This has resulted in heinous activities such as terror attacks being broadcasted live on Facebook like the 2019 New Zealand massacre at a mosque.

The former security chief at Facebook Alex Stamos hinted that Mark Zuckerberg’s tenure should wind down and the company needs to shape up and hire a replacement.

The security implications are grave, and many Americans have uploaded all their private information onto the platform.

What is the end game?

Facebook is in hotter water than Google, not by much, but their business model engineers more mayhem than Google currently.

Facebook could get neutered to the point that their ad model is dead and buried.

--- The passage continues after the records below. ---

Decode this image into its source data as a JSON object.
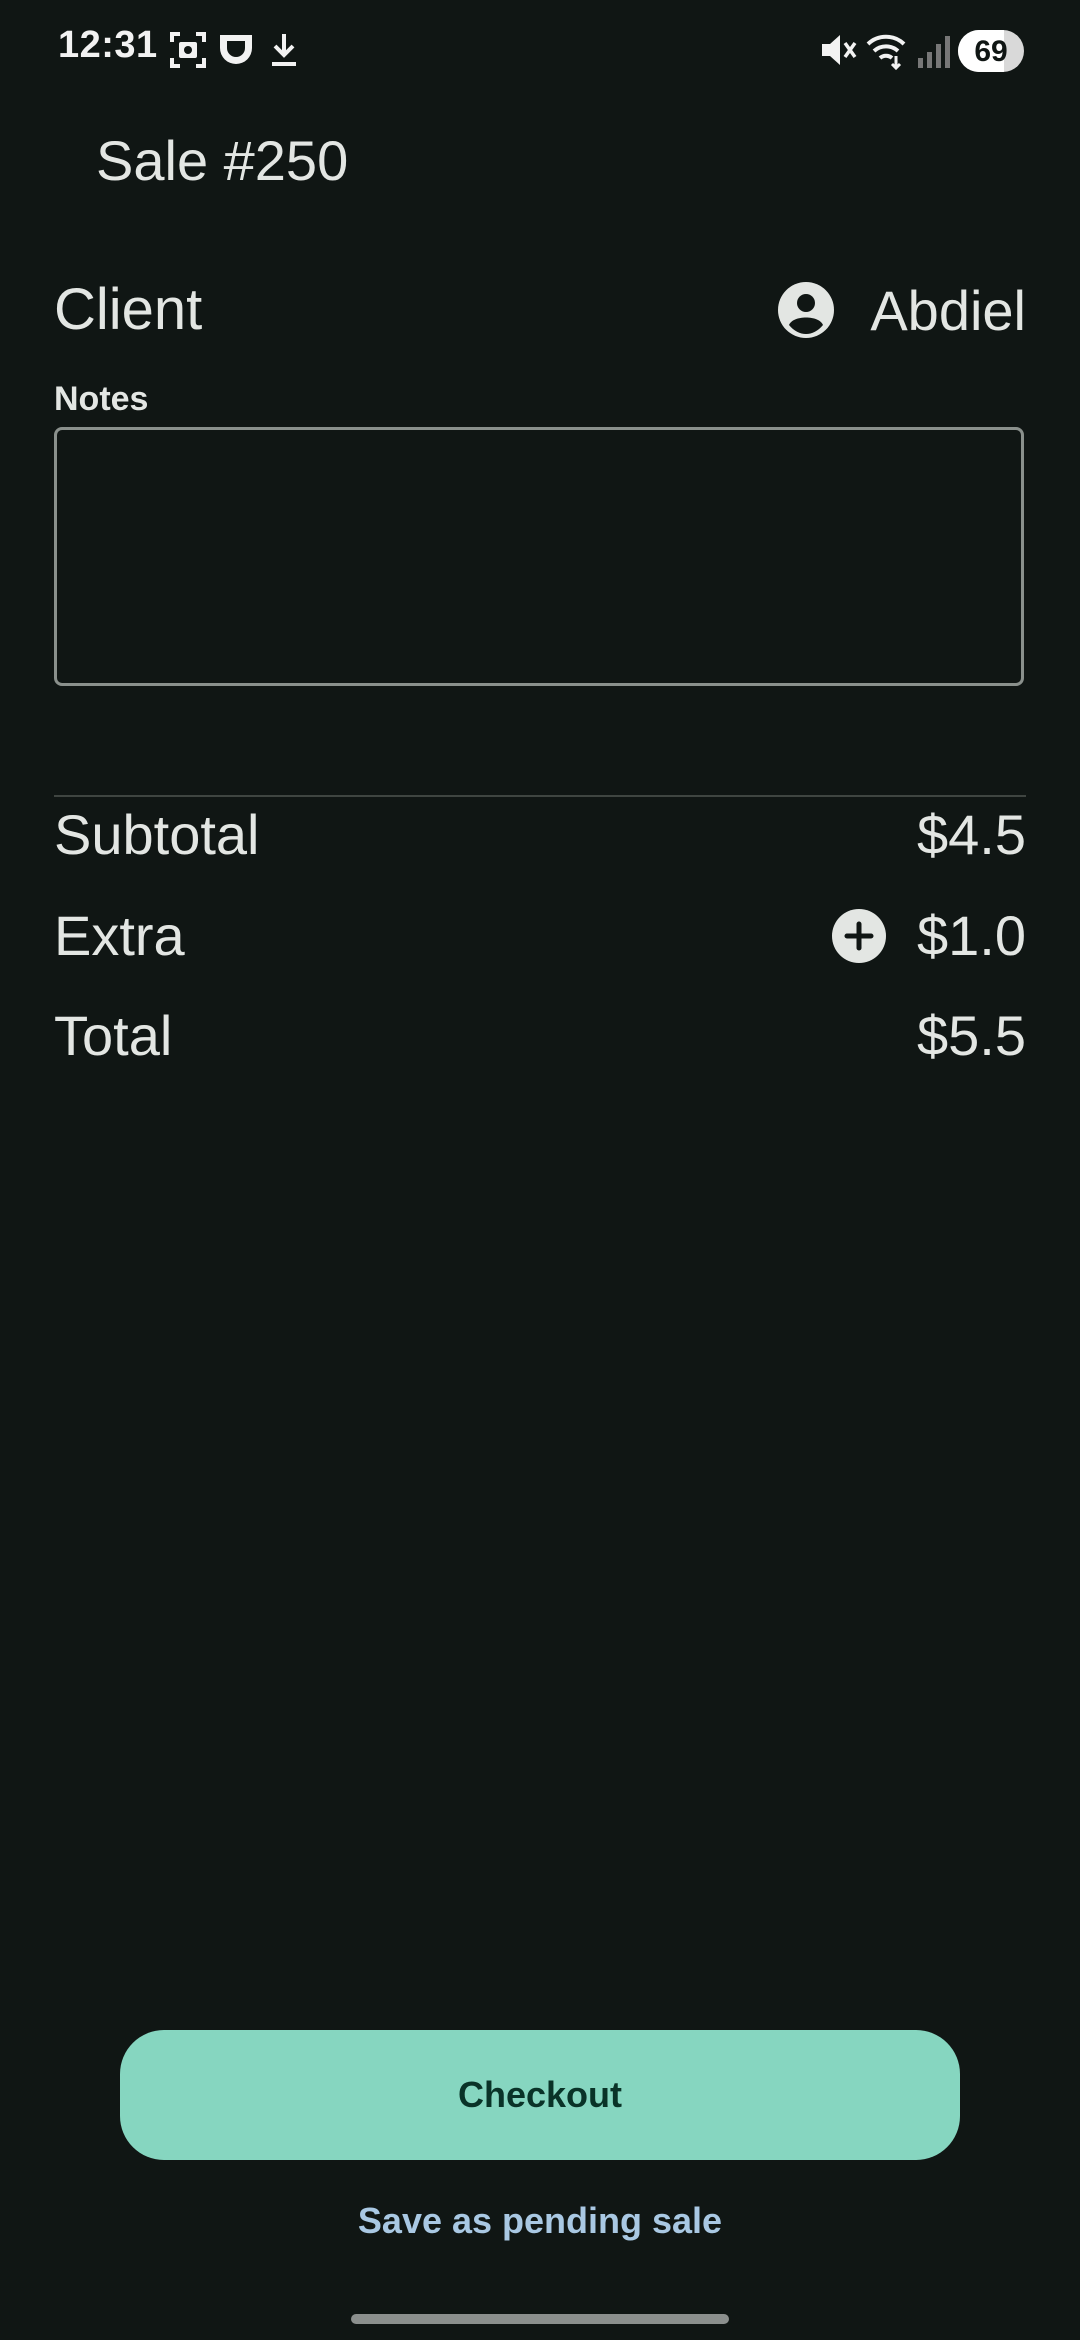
{
  "status_bar": {
    "time": "12:31",
    "battery_level": "69",
    "battery_fraction": 0.69,
    "icons": [
      "screenshot-icon",
      "app-icon",
      "download-icon",
      "mute-icon",
      "wifi-icon",
      "signal-icon"
    ]
  },
  "header": {
    "title": "Sale #250"
  },
  "client": {
    "label": "Client",
    "name": "Abdiel",
    "icon": "account-circle-icon"
  },
  "notes": {
    "label": "Notes",
    "value": "",
    "placeholder": ""
  },
  "totals": {
    "subtotal_label": "Subtotal",
    "subtotal_value": "$4.5",
    "extra_label": "Extra",
    "extra_value": "$1.0",
    "extra_icon": "add-circle-icon",
    "total_label": "Total",
    "total_value": "$5.5"
  },
  "actions": {
    "checkout_label": "Checkout",
    "pending_label": "Save as pending sale"
  },
  "colors": {
    "background": "#101614",
    "accent": "#86d6c0",
    "link": "#a9c8e3",
    "text": "#e3e6e3"
  }
}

If Facebook goes down, this would unlock a treasure chest full of ad dollars looking for new avenues.

Facebook’s most precious asset is their data which might be blocked from being monetized moving forward.

Without data, they are worth zero. 

The existential risk is far higher for Facebook than Alphabet.

No matter what, Alphabet will still be around, but in what form?

Assets such as YouTube, Google Search, and Waymo, which are all legitimate services, could get spun out to fend for themselves creating many offspring left to sink or swim.

In this case, YouTube, Google Maps, Chrome, Google Play, and Google Search would still possess potent value and offer shareholders future value creation.

Waymo would become a speculative investment based on the future and would be hard to predict the valuation.

Then there is the issue of whether Chinese companies would dominate the collection of FANGs after the split or not.

As I see it, Chinese tech companies will not be allowed to operate in the U.S. at all, and anti-trust repercussions will have many of these homegrown tech companies carved out of their parents to reset a level playing field in a way to re-democratize the tech economy.

This would spur domestic innovation allowing smaller companies to finally compete on a national stage.

The government finally clamping down epitomizes the current volatile tech climate and how Alphabet who has some of the best assets in the industry can go from barnstormer to pariah in a matter of seconds.

As for Facebook, they have always had a bad stench.

The cookie could still crumble in many ways, each case looks high risk for Facebook and Google for the next 365 days.

Stay away from these shares until we get any meaningful indication of how things will play out, but I have a feeling this is just the beginning of a tortuous process.